[DATA TO USE Boundary: Start]

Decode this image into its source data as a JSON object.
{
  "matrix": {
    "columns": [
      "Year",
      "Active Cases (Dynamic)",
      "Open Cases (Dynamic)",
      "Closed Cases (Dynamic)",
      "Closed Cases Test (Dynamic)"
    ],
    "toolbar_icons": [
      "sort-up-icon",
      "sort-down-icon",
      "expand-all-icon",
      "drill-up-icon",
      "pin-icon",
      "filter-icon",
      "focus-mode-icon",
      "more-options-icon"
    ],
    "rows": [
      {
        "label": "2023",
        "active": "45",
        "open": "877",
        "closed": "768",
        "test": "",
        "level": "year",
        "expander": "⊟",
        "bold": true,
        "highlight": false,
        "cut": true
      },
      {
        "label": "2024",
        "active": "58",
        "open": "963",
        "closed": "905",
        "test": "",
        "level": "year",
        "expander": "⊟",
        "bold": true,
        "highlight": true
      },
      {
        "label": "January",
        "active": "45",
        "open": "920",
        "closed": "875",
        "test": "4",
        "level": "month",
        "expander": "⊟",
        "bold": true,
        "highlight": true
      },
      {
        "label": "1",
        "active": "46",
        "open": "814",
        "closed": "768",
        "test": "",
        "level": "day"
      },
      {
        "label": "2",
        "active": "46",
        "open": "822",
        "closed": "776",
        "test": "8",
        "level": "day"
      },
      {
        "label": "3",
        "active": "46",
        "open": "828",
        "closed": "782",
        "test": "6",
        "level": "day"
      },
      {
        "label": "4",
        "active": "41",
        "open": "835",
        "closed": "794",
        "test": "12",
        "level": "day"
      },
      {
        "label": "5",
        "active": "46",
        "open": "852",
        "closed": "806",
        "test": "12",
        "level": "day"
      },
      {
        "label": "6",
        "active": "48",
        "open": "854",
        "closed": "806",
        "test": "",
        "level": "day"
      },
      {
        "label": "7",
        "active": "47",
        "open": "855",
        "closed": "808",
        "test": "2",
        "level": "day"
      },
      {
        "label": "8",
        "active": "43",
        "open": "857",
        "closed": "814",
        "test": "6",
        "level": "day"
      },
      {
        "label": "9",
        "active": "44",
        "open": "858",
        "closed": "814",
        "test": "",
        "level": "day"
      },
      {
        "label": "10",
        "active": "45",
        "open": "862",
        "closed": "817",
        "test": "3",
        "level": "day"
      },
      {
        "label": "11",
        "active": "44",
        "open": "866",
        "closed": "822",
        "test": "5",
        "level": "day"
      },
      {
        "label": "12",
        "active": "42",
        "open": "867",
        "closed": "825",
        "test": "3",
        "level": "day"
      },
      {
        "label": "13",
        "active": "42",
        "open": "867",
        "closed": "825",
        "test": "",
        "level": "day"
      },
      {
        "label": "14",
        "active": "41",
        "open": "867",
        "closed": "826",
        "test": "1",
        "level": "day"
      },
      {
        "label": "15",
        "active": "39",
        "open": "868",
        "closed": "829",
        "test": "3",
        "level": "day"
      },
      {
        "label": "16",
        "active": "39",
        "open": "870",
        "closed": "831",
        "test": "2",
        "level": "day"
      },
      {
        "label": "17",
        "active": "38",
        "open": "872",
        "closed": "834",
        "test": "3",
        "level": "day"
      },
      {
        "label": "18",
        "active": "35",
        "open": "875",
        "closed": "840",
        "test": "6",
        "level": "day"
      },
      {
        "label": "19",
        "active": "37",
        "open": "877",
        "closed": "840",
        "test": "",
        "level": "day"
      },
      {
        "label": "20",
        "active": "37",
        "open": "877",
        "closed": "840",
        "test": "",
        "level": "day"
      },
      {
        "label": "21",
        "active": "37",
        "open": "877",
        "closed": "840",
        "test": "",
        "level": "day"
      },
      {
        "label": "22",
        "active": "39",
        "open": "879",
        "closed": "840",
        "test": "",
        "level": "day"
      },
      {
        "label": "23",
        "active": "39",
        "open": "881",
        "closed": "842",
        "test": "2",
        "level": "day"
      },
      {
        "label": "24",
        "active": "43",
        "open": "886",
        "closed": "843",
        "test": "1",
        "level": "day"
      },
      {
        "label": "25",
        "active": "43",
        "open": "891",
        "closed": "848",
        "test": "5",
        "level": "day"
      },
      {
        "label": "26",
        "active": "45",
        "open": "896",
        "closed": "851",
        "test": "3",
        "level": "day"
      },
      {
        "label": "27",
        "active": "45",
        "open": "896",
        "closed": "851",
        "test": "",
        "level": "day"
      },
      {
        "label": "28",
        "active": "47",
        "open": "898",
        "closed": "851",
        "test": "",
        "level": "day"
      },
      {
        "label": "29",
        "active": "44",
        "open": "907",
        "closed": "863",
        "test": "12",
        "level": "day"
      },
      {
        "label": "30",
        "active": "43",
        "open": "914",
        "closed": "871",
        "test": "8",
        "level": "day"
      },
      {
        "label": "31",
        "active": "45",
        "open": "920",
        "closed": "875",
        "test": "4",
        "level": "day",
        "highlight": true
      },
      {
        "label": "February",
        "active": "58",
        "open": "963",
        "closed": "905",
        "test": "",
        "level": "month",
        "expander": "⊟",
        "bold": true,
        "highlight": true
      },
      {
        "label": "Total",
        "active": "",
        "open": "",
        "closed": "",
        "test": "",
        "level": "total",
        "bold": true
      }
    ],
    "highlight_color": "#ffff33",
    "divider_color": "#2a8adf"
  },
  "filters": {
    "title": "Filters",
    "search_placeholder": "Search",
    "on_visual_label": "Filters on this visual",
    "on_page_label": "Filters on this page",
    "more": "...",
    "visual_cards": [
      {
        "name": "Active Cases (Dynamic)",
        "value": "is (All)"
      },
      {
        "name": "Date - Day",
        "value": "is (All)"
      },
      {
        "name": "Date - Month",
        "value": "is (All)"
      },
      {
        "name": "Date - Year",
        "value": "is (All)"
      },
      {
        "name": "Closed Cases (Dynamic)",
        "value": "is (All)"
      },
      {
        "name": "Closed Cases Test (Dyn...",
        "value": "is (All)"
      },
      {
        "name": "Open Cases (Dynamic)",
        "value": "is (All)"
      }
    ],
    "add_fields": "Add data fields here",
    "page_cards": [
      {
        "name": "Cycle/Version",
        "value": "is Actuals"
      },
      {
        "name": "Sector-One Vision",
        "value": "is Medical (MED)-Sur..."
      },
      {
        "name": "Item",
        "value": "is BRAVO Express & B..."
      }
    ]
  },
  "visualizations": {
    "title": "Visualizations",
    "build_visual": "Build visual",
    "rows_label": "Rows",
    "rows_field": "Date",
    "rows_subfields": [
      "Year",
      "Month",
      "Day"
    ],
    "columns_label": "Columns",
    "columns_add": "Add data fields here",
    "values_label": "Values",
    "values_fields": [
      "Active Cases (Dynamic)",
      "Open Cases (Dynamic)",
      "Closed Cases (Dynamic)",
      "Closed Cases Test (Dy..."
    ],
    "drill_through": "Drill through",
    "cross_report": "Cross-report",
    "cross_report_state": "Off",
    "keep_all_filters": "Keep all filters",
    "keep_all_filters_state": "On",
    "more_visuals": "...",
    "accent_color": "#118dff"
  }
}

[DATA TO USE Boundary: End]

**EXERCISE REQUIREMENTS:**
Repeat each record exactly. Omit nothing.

**EXERCISE ANSWER:**
Decode this image into its source data as a JSON object.
{
  "matrix": {
    "columns": [
      "Year",
      "Active Cases (Dynamic)",
      "Open Cases (Dynamic)",
      "Closed Cases (Dynamic)",
      "Closed Cases Test (Dynamic)"
    ],
    "toolbar_icons": [
      "sort-up-icon",
      "sort-down-icon",
      "expand-all-icon",
      "drill-up-icon",
      "pin-icon",
      "filter-icon",
      "focus-mode-icon",
      "more-options-icon"
    ],
    "rows": [
      {
        "label": "2023",
        "active": "45",
        "open": "877",
        "closed": "768",
        "test": "",
        "level": "year",
        "expander": "⊟",
        "bold": true,
        "highlight": false,
        "cut": true
      },
      {
        "label": "2024",
        "active": "58",
        "open": "963",
        "closed": "905",
        "test": "",
        "level": "year",
        "expander": "⊟",
        "bold": true,
        "highlight": true
      },
      {
        "label": "January",
        "active": "45",
        "open": "920",
        "closed": "875",
        "test": "4",
        "level": "month",
        "expander": "⊟",
        "bold": true,
        "highlight": true
      },
      {
        "label": "1",
        "active": "46",
        "open": "814",
        "closed": "768",
        "test": "",
        "level": "day"
      },
      {
        "label": "2",
        "active": "46",
        "open": "822",
        "closed": "776",
        "test": "8",
        "level": "day"
      },
      {
        "label": "3",
        "active": "46",
        "open": "828",
        "closed": "782",
        "test": "6",
        "level": "day"
      },
      {
        "label": "4",
        "active": "41",
        "open": "835",
        "closed": "794",
        "test": "12",
        "level": "day"
      },
      {
        "label": "5",
        "active": "46",
        "open": "852",
        "closed": "806",
        "test": "12",
        "level": "day"
      },
      {
        "label": "6",
        "active": "48",
        "open": "854",
        "closed": "806",
        "test": "",
        "level": "day"
      },
      {
        "label": "7",
        "active": "47",
        "open": "855",
        "closed": "808",
        "test": "2",
        "level": "day"
      },
      {
        "label": "8",
        "active": "43",
        "open": "857",
        "closed": "814",
        "test": "6",
        "level": "day"
      },
      {
        "label": "9",
        "active": "44",
        "open": "858",
        "closed": "814",
        "test": "",
        "level": "day"
      },
      {
        "label": "10",
        "active": "45",
        "open": "862",
        "closed": "817",
        "test": "3",
        "level": "day"
      },
      {
        "label": "11",
        "active": "44",
        "open": "866",
        "closed": "822",
        "test": "5",
        "level": "day"
      },
      {
        "label": "12",
        "active": "42",
        "open": "867",
        "closed": "825",
        "test": "3",
        "level": "day"
      },
      {
        "label": "13",
        "active": "42",
        "open": "867",
        "closed": "825",
        "test": "",
        "level": "day"
      },
      {
        "label": "14",
        "active": "41",
        "open": "867",
        "closed": "826",
        "test": "1",
        "level": "day"
      },
      {
        "label": "15",
        "active": "39",
        "open": "868",
        "closed": "829",
        "test": "3",
        "level": "day"
      },
      {
        "label": "16",
        "active": "39",
        "open": "870",
        "closed": "831",
        "test": "2",
        "level": "day"
      },
      {
        "label": "17",
        "active": "38",
        "open": "872",
        "closed": "834",
        "test": "3",
        "level": "day"
      },
      {
        "label": "18",
        "active": "35",
        "open": "875",
        "closed": "840",
        "test": "6",
        "level": "day"
      },
      {
        "label": "19",
        "active": "37",
        "open": "877",
        "closed": "840",
        "test": "",
        "level": "day"
      },
      {
        "label": "20",
        "active": "37",
        "open": "877",
        "closed": "840",
        "test": "",
        "level": "day"
      },
      {
        "label": "21",
        "active": "37",
        "open": "877",
        "closed": "840",
        "test": "",
        "level": "day"
      },
      {
        "label": "22",
        "active": "39",
        "open": "879",
        "closed": "840",
        "test": "",
        "level": "day"
      },
      {
        "label": "23",
        "active": "39",
        "open": "881",
        "closed": "842",
        "test": "2",
        "level": "day"
      },
      {
        "label": "24",
        "active": "43",
        "open": "886",
        "closed": "843",
        "test": "1",
        "level": "day"
      },
      {
        "label": "25",
        "active": "43",
        "open": "891",
        "closed": "848",
        "test": "5",
        "level": "day"
      },
      {
        "label": "26",
        "active": "45",
        "open": "896",
        "closed": "851",
        "test": "3",
        "level": "day"
      },
      {
        "label": "27",
        "active": "45",
        "open": "896",
        "closed": "851",
        "test": "",
        "level": "day"
      },
      {
        "label": "28",
        "active": "47",
        "open": "898",
        "closed": "851",
        "test": "",
        "level": "day"
      },
      {
        "label": "29",
        "active": "44",
        "open": "907",
        "closed": "863",
        "test": "12",
        "level": "day"
      },
      {
        "label": "30",
        "active": "43",
        "open": "914",
        "closed": "871",
        "test": "8",
        "level": "day"
      },
      {
        "label": "31",
        "active": "45",
        "open": "920",
        "closed": "875",
        "test": "4",
        "level": "day",
        "highlight": true
      },
      {
        "label": "February",
        "active": "58",
        "open": "963",
        "closed": "905",
        "test": "",
        "level": "month",
        "expander": "⊟",
        "bold": true,
        "highlight": true
      },
      {
        "label": "Total",
        "active": "",
        "open": "",
        "closed": "",
        "test": "",
        "level": "total",
        "bold": true
      }
    ],
    "highlight_color": "#ffff33",
    "divider_color": "#2a8adf"
  },
  "filters": {
    "title": "Filters",
    "search_placeholder": "Search",
    "on_visual_label": "Filters on this visual",
    "on_page_label": "Filters on this page",
    "more": "...",
    "visual_cards": [
      {
        "name": "Active Cases (Dynamic)",
        "value": "is (All)"
      },
      {
        "name": "Date - Day",
        "value": "is (All)"
      },
      {
        "name": "Date - Month",
        "value": "is (All)"
      },
      {
        "name": "Date - Year",
        "value": "is (All)"
      },
      {
        "name": "Closed Cases (Dynamic)",
        "value": "is (All)"
      },
      {
        "name": "Closed Cases Test (Dyn...",
        "value": "is (All)"
      },
      {
        "name": "Open Cases (Dynamic)",
        "value": "is (All)"
      }
    ],
    "add_fields": "Add data fields here",
    "page_cards": [
      {
        "name": "Cycle/Version",
        "value": "is Actuals"
      },
      {
        "name": "Sector-One Vision",
        "value": "is Medical (MED)-Sur..."
      },
      {
        "name": "Item",
        "value": "is BRAVO Express & B..."
      }
    ]
  },
  "visualizations": {
    "title": "Visualizations",
    "build_visual": "Build visual",
    "rows_label": "Rows",
    "rows_field": "Date",
    "rows_subfields": [
      "Year",
      "Month",
      "Day"
    ],
    "columns_label": "Columns",
    "columns_add": "Add data fields here",
    "values_label": "Values",
    "values_fields": [
      "Active Cases (Dynamic)",
      "Open Cases (Dynamic)",
      "Closed Cases (Dynamic)",
      "Closed Cases Test (Dy..."
    ],
    "drill_through": "Drill through",
    "cross_report": "Cross-report",
    "cross_report_state": "Off",
    "keep_all_filters": "Keep all filters",
    "keep_all_filters_state": "On",
    "more_visuals": "...",
    "accent_color": "#118dff"
  }
}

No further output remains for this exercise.